I am exhausted and slept a record 10 hours last night. I’ll probably take a nap today. Maybe by Wednesday I’ll feel like a human again. And on Monday, I hope to meet my students with some renewed energy and the ability to pull of another round of 10 hour days.

3 Down, 177 To Go…..

I have a love-hate relationship with the first week of school.

I love it because it is a time for a fresh start, a do-over; everything about the start of the year is new and exciting.  And to be honest, after 10 weeks away from teaching, I miss it…. even the most annoying of personalities has made the changeover to endearing in my most human of memory banks.  Honestly, what other profession allows one to have a “new year” in September (and then another in January)?

Meeting students for the first time and building that community of learners out of so many differing personalities is challenging and fun.  As a Responsive Classroom, we often start our year with a Human Treasure Hunt (see page 2 of this link).  We learn much about our sameness, and our differences and begin to build a tolerant classroom together.  Will we falter? Most likely, but then we will regroup, rethink and begin again.

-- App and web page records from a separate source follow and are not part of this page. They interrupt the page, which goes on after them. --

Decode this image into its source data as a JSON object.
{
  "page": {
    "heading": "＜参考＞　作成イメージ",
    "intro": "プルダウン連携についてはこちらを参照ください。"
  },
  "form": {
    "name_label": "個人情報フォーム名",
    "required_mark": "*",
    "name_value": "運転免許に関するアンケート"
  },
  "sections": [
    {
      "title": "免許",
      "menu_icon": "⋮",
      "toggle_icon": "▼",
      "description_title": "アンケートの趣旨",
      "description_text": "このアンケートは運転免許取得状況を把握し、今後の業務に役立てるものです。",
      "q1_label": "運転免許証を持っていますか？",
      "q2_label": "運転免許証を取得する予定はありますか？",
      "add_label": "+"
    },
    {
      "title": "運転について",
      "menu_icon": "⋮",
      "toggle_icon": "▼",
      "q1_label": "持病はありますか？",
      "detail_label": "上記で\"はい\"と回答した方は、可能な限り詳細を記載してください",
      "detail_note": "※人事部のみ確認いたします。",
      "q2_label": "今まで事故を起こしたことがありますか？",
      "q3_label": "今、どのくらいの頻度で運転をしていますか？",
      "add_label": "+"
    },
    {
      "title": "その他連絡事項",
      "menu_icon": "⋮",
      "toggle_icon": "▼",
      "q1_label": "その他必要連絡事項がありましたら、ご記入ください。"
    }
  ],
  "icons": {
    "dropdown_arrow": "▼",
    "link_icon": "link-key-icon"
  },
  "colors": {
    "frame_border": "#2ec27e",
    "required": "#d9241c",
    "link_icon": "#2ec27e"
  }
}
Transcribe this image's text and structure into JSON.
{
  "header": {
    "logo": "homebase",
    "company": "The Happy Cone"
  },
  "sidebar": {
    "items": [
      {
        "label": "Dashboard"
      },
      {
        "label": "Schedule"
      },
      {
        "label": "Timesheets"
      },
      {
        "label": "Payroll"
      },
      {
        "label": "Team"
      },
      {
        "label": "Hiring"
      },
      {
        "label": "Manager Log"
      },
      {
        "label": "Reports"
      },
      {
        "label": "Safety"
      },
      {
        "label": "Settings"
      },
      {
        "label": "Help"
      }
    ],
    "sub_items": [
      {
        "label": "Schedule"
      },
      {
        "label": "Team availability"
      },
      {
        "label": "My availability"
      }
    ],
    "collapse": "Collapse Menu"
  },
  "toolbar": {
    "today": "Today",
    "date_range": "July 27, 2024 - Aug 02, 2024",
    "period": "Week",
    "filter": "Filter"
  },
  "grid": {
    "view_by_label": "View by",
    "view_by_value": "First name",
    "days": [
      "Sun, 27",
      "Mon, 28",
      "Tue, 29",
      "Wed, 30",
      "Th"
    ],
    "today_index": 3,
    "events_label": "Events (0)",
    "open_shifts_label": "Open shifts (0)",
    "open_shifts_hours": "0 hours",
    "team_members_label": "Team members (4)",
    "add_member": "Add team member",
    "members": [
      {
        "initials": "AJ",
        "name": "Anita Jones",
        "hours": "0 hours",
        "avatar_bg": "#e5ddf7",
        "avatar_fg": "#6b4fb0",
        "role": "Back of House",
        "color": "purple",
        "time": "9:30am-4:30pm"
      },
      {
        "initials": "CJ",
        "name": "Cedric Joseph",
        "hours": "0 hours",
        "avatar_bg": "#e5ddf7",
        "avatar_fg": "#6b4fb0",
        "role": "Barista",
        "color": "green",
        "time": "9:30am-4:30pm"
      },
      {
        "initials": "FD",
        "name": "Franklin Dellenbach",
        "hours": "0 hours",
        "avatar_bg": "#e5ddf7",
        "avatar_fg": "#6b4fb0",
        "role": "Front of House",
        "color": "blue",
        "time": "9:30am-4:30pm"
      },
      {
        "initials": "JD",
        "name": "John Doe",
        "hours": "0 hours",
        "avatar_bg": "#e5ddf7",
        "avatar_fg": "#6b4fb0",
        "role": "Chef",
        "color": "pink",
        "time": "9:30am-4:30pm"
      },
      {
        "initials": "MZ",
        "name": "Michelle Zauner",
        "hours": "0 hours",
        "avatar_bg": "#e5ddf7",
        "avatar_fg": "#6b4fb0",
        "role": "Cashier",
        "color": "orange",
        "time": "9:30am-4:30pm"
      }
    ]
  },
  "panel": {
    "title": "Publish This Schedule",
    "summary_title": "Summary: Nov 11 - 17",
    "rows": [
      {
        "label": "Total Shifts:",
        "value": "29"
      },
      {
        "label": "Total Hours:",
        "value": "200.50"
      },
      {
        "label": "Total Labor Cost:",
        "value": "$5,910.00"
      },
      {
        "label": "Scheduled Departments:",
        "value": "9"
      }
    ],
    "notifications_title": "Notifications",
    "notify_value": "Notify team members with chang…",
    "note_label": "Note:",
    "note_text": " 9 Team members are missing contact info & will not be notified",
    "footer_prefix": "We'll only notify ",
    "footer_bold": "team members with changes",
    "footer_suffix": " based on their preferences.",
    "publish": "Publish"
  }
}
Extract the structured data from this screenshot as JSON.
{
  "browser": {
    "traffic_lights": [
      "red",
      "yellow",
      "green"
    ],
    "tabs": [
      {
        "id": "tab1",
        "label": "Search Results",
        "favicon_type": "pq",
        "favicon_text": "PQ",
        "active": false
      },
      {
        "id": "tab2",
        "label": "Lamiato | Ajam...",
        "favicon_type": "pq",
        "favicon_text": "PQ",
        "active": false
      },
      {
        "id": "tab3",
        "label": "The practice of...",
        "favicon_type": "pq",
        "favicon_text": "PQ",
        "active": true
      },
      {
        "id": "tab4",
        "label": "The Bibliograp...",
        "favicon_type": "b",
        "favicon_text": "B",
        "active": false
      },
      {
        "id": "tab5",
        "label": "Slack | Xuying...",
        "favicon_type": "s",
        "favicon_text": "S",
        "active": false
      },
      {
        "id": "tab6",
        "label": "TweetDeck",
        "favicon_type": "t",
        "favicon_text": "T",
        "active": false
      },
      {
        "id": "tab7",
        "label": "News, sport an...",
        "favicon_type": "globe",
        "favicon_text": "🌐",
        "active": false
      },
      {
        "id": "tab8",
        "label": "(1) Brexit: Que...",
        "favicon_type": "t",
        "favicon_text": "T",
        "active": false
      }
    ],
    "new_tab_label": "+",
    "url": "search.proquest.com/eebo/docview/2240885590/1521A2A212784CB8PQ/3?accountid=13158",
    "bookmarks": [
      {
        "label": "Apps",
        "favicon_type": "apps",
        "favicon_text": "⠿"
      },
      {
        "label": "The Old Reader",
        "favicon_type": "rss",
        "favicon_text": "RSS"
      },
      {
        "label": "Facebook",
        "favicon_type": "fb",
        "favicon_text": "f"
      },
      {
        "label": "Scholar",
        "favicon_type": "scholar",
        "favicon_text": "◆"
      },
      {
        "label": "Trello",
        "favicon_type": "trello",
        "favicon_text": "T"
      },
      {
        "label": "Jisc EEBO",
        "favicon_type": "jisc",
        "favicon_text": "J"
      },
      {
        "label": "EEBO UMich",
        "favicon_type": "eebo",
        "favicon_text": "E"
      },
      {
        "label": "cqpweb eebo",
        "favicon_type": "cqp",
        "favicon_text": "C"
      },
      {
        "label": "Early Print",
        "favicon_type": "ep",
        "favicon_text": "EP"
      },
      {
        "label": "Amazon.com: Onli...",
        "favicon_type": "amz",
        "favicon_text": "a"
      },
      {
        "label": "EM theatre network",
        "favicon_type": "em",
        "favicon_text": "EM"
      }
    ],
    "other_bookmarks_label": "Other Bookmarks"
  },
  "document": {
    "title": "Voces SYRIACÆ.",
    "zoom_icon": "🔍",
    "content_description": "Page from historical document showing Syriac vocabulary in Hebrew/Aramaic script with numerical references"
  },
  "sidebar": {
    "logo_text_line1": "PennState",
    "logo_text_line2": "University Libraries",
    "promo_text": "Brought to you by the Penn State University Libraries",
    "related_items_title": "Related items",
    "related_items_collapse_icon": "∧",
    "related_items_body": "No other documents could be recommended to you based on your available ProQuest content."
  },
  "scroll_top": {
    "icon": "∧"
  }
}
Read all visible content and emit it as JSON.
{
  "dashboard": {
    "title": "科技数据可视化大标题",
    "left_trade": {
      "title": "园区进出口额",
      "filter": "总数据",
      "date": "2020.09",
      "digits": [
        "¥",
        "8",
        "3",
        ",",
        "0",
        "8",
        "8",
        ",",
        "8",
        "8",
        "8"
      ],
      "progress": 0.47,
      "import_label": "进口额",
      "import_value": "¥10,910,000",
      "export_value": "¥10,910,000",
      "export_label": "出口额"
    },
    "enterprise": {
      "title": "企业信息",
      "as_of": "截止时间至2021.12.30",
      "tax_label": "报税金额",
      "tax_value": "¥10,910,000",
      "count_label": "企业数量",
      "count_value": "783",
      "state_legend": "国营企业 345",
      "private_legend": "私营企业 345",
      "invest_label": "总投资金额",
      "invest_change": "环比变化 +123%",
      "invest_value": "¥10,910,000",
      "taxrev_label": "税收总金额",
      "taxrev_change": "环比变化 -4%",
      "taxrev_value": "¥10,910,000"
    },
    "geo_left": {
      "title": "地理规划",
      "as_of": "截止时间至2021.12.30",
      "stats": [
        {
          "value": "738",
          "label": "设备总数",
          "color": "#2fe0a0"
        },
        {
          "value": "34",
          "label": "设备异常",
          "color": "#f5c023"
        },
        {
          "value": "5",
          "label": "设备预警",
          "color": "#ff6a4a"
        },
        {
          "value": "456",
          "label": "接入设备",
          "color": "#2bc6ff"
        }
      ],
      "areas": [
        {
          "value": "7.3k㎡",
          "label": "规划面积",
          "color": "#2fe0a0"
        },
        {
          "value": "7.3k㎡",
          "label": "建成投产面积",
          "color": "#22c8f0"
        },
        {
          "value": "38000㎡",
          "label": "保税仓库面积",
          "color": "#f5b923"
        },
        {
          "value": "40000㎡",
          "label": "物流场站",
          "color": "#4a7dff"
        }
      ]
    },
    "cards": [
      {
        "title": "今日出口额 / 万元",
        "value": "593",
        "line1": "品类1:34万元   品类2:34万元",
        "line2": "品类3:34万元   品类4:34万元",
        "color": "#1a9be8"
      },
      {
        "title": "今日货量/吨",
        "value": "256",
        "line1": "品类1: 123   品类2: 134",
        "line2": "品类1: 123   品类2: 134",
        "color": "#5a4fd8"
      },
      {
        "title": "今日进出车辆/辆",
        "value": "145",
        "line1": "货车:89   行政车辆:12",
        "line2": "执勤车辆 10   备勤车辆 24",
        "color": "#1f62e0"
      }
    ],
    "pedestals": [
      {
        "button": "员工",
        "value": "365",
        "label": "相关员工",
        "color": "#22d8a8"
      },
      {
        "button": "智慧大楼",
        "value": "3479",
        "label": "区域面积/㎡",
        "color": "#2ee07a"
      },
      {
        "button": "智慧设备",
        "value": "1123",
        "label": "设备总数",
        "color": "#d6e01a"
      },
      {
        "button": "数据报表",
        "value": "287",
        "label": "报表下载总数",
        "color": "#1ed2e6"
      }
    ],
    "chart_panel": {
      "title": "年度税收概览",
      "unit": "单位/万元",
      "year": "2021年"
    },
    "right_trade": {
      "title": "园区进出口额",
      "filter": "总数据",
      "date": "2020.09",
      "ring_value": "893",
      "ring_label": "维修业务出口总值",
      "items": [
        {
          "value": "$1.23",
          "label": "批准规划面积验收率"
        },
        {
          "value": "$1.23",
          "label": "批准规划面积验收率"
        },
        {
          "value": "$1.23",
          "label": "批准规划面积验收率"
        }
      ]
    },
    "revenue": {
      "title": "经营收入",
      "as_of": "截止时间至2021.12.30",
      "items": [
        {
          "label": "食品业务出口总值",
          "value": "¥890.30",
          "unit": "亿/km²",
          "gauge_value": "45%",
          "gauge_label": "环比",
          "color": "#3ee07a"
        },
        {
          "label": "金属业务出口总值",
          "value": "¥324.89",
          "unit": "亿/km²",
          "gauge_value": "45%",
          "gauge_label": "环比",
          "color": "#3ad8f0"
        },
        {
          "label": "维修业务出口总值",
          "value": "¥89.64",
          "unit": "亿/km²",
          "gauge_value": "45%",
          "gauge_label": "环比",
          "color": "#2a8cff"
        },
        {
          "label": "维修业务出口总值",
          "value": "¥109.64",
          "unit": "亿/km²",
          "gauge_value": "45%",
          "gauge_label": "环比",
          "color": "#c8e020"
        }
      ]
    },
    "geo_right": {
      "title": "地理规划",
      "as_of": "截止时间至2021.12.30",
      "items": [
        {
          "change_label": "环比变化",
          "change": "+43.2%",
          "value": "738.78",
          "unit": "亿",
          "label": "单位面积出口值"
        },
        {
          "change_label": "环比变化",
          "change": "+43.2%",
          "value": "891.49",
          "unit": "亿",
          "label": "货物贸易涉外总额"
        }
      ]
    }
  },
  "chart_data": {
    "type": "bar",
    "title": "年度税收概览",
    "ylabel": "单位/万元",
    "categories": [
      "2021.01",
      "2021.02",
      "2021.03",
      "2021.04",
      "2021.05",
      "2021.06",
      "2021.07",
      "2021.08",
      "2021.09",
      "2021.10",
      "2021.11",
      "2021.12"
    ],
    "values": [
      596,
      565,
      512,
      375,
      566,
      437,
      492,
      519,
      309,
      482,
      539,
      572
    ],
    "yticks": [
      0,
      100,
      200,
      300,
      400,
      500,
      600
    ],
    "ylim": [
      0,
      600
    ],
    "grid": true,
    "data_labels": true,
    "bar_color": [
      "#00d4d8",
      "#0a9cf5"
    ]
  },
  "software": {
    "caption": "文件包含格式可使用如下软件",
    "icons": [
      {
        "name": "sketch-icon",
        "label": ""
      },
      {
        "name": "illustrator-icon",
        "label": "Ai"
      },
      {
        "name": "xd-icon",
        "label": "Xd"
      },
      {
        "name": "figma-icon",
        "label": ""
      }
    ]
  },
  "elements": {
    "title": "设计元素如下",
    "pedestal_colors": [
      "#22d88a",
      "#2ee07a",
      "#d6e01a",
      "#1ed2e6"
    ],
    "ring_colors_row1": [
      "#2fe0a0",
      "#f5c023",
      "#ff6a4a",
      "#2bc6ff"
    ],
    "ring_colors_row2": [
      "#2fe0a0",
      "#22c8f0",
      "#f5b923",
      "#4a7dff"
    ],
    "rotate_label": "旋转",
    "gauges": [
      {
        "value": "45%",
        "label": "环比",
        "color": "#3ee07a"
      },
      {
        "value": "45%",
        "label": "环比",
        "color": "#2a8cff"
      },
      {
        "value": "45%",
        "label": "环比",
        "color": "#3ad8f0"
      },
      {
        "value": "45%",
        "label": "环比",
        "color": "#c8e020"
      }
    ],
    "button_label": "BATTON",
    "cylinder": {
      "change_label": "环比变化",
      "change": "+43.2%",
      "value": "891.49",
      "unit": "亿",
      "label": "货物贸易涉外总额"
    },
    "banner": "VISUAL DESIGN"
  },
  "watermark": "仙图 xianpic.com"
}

This year I have finally taken my principal’s advice to move slowly and not give in to the pressure to get the show on the road.  We have spent 3 days learning and practicing routines that will become part of my students’ mental “muscle memory”.  We practiced the quiet chime signal until students can stop and listen without reminders, we have learned important emergency routines and other essentials. And, using ideas from The Daily Five, students learn what is expected during Independent Reading — this is the routine I am most excited about.  By slowing building my students’ “stamina” for reading independently, I hope for once and for all (well, it’s a hope), that my students will be able to work independently thoughout the 60-minute Reading Workshop Block so that my focus can be more on instructing and conferencing — and not so much on behavior managements.  We are well behind diving into academics this year.  I am trusting that the time and effort spent in setting routines and expectations will pay off in the long term.

So, what don’t I love? Well, for one thing I don’t love the paperwork that comes with the start of school. Yes, I realize it is part of the territory, but starting, updating, and creating lists in cumulative folders, record cards, gradebooks, and so on is tedious.  Did everyone change phone numbers this past summer — I’m beginning to think they did! And, it does not seem to matter how much I’ve anticipated returning to my school hours and routines, I am one disorganized mess during that first week.  I’m still not sure if we have food in the house.

However, this weekend I am determined to enjoy the beautiful end-of-summer weather with which we’ve been gifted.  And next week we’ll begin again to build our community of learners.